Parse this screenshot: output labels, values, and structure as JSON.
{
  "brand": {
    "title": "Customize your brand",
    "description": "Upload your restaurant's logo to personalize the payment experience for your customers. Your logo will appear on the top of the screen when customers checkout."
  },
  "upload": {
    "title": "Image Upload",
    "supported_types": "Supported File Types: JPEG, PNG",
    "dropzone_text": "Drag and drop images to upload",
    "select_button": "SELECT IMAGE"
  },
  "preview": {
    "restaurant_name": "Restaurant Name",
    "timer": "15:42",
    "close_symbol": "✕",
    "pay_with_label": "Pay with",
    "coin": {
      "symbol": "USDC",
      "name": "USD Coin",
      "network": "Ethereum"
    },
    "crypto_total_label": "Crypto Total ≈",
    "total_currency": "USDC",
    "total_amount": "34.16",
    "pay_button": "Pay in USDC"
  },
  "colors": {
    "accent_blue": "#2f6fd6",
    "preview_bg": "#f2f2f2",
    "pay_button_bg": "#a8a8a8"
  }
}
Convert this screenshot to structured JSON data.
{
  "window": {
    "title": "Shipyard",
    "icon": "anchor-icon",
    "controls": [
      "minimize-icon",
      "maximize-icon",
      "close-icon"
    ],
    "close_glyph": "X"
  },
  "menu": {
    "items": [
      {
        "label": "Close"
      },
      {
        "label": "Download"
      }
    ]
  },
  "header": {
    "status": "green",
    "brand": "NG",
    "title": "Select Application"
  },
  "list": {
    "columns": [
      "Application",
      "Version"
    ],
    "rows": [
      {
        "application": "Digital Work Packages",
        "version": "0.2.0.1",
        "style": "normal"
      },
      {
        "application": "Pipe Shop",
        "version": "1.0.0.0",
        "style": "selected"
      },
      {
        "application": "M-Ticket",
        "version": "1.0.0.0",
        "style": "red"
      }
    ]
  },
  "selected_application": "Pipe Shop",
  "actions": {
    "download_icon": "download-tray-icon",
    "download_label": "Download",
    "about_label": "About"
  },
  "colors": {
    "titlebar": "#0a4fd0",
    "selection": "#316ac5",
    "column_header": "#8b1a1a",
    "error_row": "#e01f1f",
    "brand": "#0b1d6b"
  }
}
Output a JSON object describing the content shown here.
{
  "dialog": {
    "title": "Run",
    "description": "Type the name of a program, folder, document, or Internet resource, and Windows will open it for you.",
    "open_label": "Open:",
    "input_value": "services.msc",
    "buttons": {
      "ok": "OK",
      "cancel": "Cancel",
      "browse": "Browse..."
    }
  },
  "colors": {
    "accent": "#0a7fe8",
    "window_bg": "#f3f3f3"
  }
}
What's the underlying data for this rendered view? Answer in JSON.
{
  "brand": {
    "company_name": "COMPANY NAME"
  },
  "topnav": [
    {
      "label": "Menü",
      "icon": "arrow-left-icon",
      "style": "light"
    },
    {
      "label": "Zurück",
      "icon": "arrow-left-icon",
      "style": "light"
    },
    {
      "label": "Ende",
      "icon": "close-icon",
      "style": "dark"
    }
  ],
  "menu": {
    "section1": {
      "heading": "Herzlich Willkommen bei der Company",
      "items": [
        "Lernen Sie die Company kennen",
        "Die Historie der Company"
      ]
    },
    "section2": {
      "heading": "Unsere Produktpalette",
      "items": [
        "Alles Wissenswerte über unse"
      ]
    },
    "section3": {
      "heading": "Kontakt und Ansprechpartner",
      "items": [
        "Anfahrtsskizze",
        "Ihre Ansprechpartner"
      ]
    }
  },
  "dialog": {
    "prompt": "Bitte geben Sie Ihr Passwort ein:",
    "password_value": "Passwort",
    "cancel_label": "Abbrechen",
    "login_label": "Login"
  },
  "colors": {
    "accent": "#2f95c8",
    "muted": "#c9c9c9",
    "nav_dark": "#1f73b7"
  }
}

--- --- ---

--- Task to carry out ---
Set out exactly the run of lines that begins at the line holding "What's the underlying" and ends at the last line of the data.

--- Solution ---
What's the underlying data for this rendered view? Answer in JSON.
{
  "brand": {
    "company_name": "COMPANY NAME"
  },
  "topnav": [
    {
      "label": "Menü",
      "icon": "arrow-left-icon",
      "style": "light"
    },
    {
      "label": "Zurück",
      "icon": "arrow-left-icon",
      "style": "light"
    },
    {
      "label": "Ende",
      "icon": "close-icon",
      "style": "dark"
    }
  ],
  "menu": {
    "section1": {
      "heading": "Herzlich Willkommen bei der Company",
      "items": [
        "Lernen Sie die Company kennen",
        "Die Historie der Company"
      ]
    },
    "section2": {
      "heading": "Unsere Produktpalette",
      "items": [
        "Alles Wissenswerte über unse"
      ]
    },
    "section3": {
      "heading": "Kontakt und Ansprechpartner",
      "items": [
        "Anfahrtsskizze",
        "Ihre Ansprechpartner"
      ]
    }
  },
  "dialog": {
    "prompt": "Bitte geben Sie Ihr Passwort ein:",
    "password_value": "Passwort",
    "cancel_label": "Abbrechen",
    "login_label": "Login"
  },
  "colors": {
    "accent": "#2f95c8",
    "muted": "#c9c9c9",
    "nav_dark": "#1f73b7"
  }
}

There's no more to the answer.